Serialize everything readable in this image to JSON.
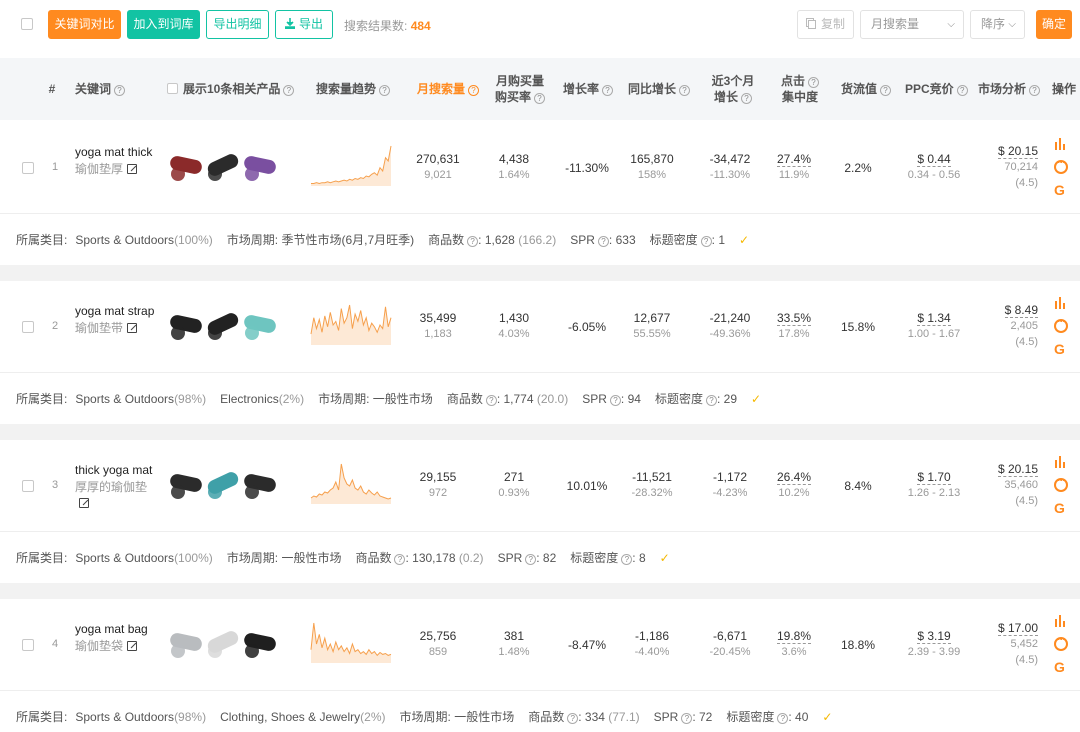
{
  "toolbar": {
    "btn_compare": "关键词对比",
    "btn_add_lib": "加入到词库",
    "btn_export_detail": "导出明细",
    "btn_export": "导出",
    "result_label": "搜索结果数:",
    "result_count": "484",
    "btn_copy": "复制",
    "sort_field": "月搜索量",
    "sort_order": "降序",
    "btn_confirm": "确定"
  },
  "header": {
    "index": "#",
    "keyword": "关键词",
    "products": "展示10条相关产品",
    "trend": "搜索量趋势",
    "monthly_search": "月搜索量",
    "monthly_buy_1": "月购买量",
    "monthly_buy_2": "购买率",
    "growth": "增长率",
    "yoy": "同比增长",
    "recent3_1": "近3个月",
    "recent3_2": "增长",
    "click_1": "点击",
    "click_2": "集中度",
    "flow": "货流值",
    "ppc": "PPC竞价",
    "market": "市场分析",
    "ops": "操作"
  },
  "labels": {
    "category": "所属类目:",
    "cycle": "市场周期:",
    "product_count": "商品数",
    "spr": "SPR",
    "title_density": "标题密度"
  },
  "rows": [
    {
      "index": "1",
      "keyword": "yoga mat thick",
      "keyword_cn": "瑜伽垫厚",
      "search": "270,631",
      "search_sub": "9,021",
      "buy": "4,438",
      "buy_rate": "1.64%",
      "growth": "-11.30%",
      "yoy": "165,870",
      "yoy_sub": "158%",
      "recent": "-34,472",
      "recent_sub": "-11.30%",
      "click": "27.4%",
      "click_sub": "11.9%",
      "flow": "2.2%",
      "ppc": "$ 0.44",
      "ppc_range": "0.34 - 0.56",
      "market_price": "$ 20.15",
      "market_reviews": "70,214",
      "market_rating": "(4.5)",
      "categories": [
        {
          "name": "Sports & Outdoors",
          "pct": "(100%)"
        }
      ],
      "cycle": "季节性市场",
      "cycle_note": "(6月,7月旺季)",
      "product_count": "1,628",
      "product_ratio": "(166.2)",
      "spr": "633",
      "title_density": "1",
      "thumb_colors": [
        "#8b2a2a",
        "#2b2b2b",
        "#7a4fa0"
      ],
      "trend": [
        3,
        3,
        4,
        3,
        4,
        4,
        5,
        4,
        5,
        6,
        5,
        6,
        7,
        6,
        8,
        7,
        9,
        8,
        10,
        9,
        12,
        11,
        14,
        16,
        13,
        22,
        18,
        34,
        30,
        48
      ]
    },
    {
      "index": "2",
      "keyword": "yoga mat strap",
      "keyword_cn": "瑜伽垫带",
      "search": "35,499",
      "search_sub": "1,183",
      "buy": "1,430",
      "buy_rate": "4.03%",
      "growth": "-6.05%",
      "yoy": "12,677",
      "yoy_sub": "55.55%",
      "recent": "-21,240",
      "recent_sub": "-49.36%",
      "click": "33.5%",
      "click_sub": "17.8%",
      "flow": "15.8%",
      "ppc": "$ 1.34",
      "ppc_range": "1.00 - 1.67",
      "market_price": "$ 8.49",
      "market_reviews": "2,405",
      "market_rating": "(4.5)",
      "categories": [
        {
          "name": "Sports & Outdoors",
          "pct": "(98%)"
        },
        {
          "name": "Electronics",
          "pct": "(2%)"
        }
      ],
      "cycle": "一般性市场",
      "cycle_note": "",
      "product_count": "1,774",
      "product_ratio": "(20.0)",
      "spr": "94",
      "title_density": "29",
      "thumb_colors": [
        "#222222",
        "#222222",
        "#6ec5c0"
      ],
      "trend": [
        12,
        30,
        18,
        28,
        14,
        32,
        20,
        36,
        22,
        26,
        16,
        40,
        24,
        30,
        44,
        18,
        34,
        26,
        38,
        22,
        30,
        16,
        24,
        20,
        14,
        22,
        18,
        42,
        20,
        30
      ]
    },
    {
      "index": "3",
      "keyword": "thick yoga mat",
      "keyword_cn": "厚厚的瑜伽垫",
      "search": "29,155",
      "search_sub": "972",
      "buy": "271",
      "buy_rate": "0.93%",
      "growth": "10.01%",
      "yoy": "-11,521",
      "yoy_sub": "-28.32%",
      "recent": "-1,172",
      "recent_sub": "-4.23%",
      "click": "26.4%",
      "click_sub": "10.2%",
      "flow": "8.4%",
      "ppc": "$ 1.70",
      "ppc_range": "1.26 - 2.13",
      "market_price": "$ 20.15",
      "market_reviews": "35,460",
      "market_rating": "(4.5)",
      "categories": [
        {
          "name": "Sports & Outdoors",
          "pct": "(100%)"
        }
      ],
      "cycle": "一般性市场",
      "cycle_note": "",
      "product_count": "130,178",
      "product_ratio": "(0.2)",
      "spr": "82",
      "title_density": "8",
      "thumb_colors": [
        "#2b2b2b",
        "#3fa0a8",
        "#2b2b2b"
      ],
      "trend": [
        6,
        8,
        7,
        10,
        9,
        12,
        11,
        14,
        16,
        22,
        14,
        40,
        26,
        20,
        18,
        24,
        16,
        14,
        18,
        12,
        10,
        14,
        11,
        9,
        12,
        8,
        7,
        6,
        5,
        6
      ]
    },
    {
      "index": "4",
      "keyword": "yoga mat bag",
      "keyword_cn": "瑜伽垫袋",
      "search": "25,756",
      "search_sub": "859",
      "buy": "381",
      "buy_rate": "1.48%",
      "growth": "-8.47%",
      "yoy": "-1,186",
      "yoy_sub": "-4.40%",
      "recent": "-6,671",
      "recent_sub": "-20.45%",
      "click": "19.8%",
      "click_sub": "3.6%",
      "flow": "18.8%",
      "ppc": "$ 3.19",
      "ppc_range": "2.39 - 3.99",
      "market_price": "$ 17.00",
      "market_reviews": "5,452",
      "market_rating": "(4.5)",
      "categories": [
        {
          "name": "Sports & Outdoors",
          "pct": "(98%)"
        },
        {
          "name": "Clothing, Shoes & Jewelry",
          "pct": "(2%)"
        }
      ],
      "cycle": "一般性市场",
      "cycle_note": "",
      "product_count": "334",
      "product_ratio": "(77.1)",
      "spr": "72",
      "title_density": "40",
      "thumb_colors": [
        "#b9bcbf",
        "#d8d8d8",
        "#1f1f1f"
      ],
      "trend": [
        14,
        42,
        20,
        30,
        16,
        26,
        14,
        20,
        12,
        22,
        14,
        18,
        12,
        16,
        10,
        20,
        12,
        14,
        10,
        12,
        9,
        14,
        10,
        12,
        8,
        11,
        9,
        10,
        8,
        9
      ]
    }
  ]
}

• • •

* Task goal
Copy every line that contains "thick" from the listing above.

* Expected answer
      "keyword": "yoga mat thick",
      "keyword": "thick yoga mat",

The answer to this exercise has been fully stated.